- **Exercise prompt**
Going through the data below, copy out each line where the word "JSON" shows up.

::::::::::

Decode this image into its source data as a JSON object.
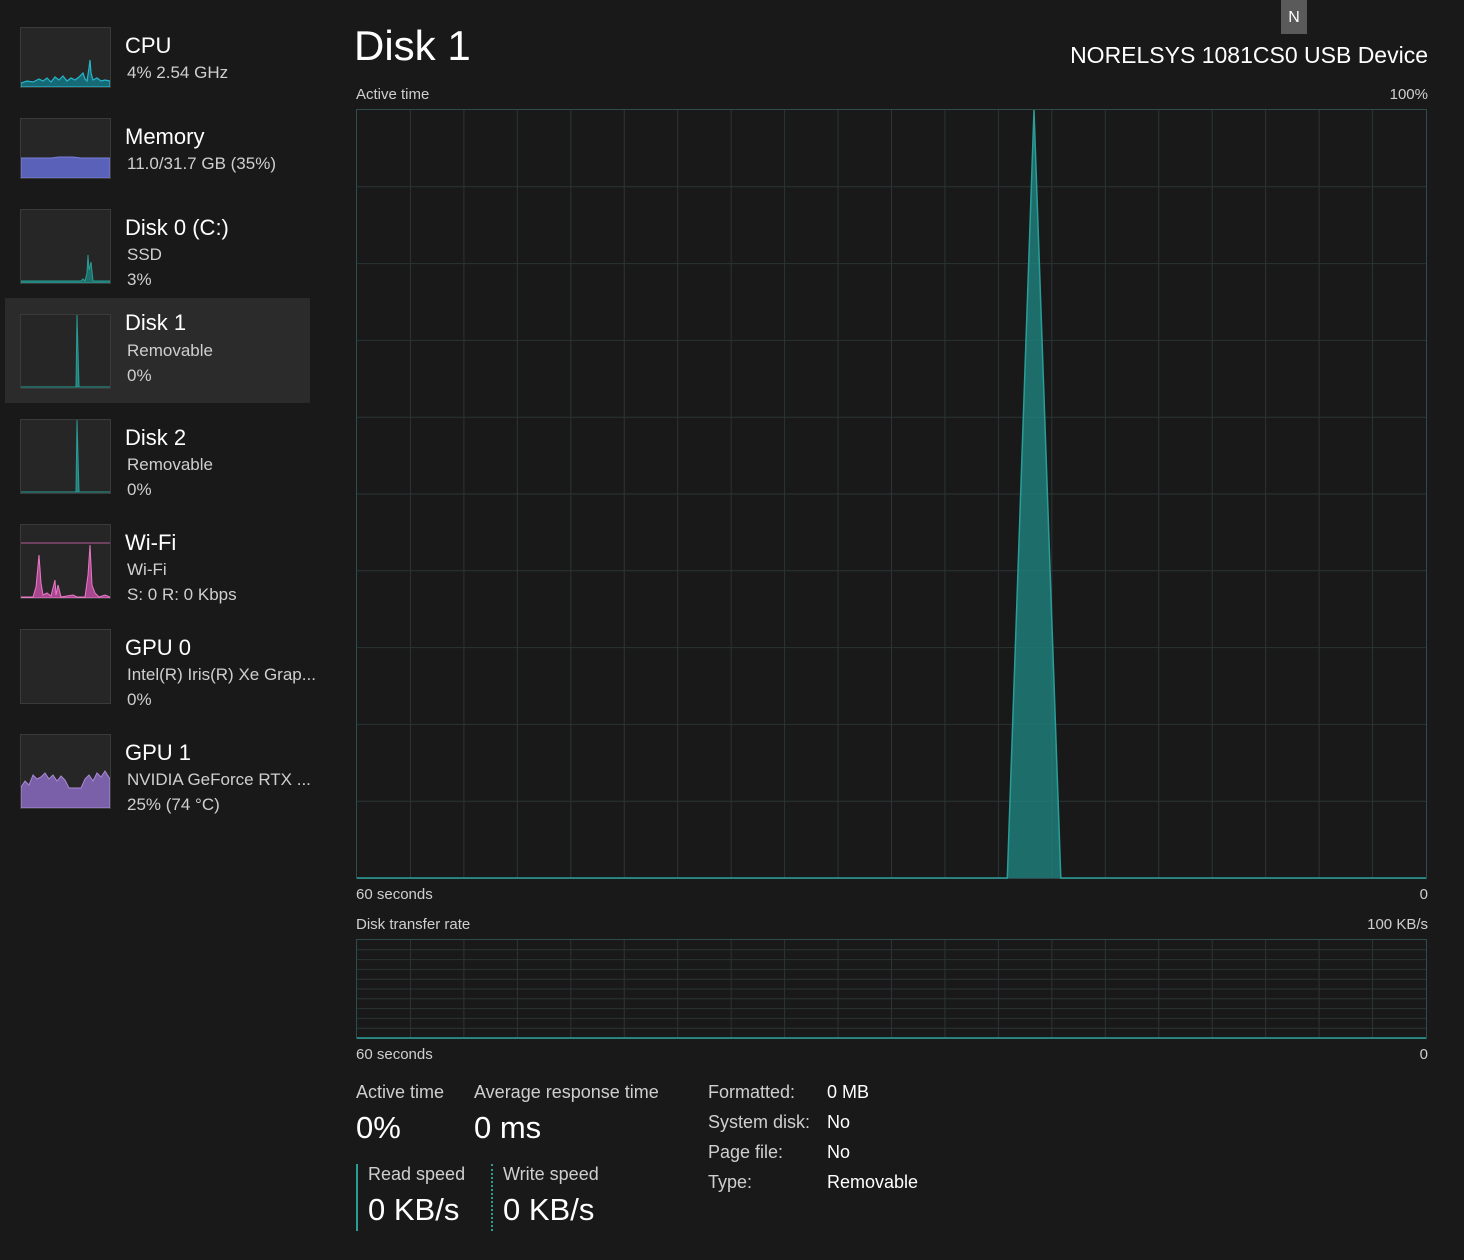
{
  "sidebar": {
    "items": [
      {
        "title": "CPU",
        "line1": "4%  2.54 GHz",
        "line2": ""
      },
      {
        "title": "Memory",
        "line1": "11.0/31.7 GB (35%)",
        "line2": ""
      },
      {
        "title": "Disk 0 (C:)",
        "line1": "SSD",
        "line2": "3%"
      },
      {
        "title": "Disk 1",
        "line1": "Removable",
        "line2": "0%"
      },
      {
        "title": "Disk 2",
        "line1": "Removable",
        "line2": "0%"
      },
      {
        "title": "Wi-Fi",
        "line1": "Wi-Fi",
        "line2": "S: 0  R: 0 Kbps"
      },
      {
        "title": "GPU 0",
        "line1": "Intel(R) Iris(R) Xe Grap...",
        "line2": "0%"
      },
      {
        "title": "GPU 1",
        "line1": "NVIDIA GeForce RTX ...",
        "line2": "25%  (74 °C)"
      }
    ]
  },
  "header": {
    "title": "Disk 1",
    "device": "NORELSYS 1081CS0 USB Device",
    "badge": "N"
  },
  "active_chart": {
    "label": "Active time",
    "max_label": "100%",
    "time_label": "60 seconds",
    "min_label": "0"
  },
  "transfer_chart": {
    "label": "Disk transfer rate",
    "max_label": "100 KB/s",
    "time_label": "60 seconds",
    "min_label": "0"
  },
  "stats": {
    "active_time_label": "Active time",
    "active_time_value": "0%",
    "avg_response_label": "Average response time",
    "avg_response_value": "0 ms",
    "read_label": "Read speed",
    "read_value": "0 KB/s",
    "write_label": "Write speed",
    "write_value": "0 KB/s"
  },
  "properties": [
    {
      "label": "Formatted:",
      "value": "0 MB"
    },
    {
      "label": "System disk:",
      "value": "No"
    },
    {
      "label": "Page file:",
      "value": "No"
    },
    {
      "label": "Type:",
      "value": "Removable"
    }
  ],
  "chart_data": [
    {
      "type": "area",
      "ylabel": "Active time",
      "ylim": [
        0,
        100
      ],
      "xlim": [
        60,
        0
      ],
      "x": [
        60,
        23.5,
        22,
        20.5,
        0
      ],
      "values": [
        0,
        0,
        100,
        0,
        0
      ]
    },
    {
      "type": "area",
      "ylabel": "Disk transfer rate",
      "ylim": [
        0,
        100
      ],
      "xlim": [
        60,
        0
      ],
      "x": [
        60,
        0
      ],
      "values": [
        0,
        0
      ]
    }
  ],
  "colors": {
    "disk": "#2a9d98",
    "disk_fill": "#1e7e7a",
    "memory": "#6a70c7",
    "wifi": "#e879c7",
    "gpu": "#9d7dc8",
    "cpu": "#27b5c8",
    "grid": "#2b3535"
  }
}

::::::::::

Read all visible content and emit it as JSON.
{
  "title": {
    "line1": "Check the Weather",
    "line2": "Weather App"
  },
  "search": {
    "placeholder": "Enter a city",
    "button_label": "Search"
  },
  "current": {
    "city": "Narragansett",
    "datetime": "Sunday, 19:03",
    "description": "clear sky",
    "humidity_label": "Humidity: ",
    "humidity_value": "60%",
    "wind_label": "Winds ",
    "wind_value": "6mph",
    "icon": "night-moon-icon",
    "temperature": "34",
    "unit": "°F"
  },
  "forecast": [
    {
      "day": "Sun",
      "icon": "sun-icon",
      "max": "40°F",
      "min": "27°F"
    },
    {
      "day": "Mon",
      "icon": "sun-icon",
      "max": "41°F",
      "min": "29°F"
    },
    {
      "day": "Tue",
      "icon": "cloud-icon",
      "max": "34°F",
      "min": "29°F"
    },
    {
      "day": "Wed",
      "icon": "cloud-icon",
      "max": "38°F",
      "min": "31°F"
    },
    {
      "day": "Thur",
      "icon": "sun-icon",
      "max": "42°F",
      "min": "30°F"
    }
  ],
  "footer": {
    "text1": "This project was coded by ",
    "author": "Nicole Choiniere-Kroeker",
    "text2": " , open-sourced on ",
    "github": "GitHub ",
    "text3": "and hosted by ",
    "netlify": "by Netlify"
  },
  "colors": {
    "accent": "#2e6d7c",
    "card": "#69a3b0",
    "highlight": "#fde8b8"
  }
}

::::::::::

- **Exercise solution**
Decode this image into its source data as a JSON object.
Read all visible content and emit it as JSON.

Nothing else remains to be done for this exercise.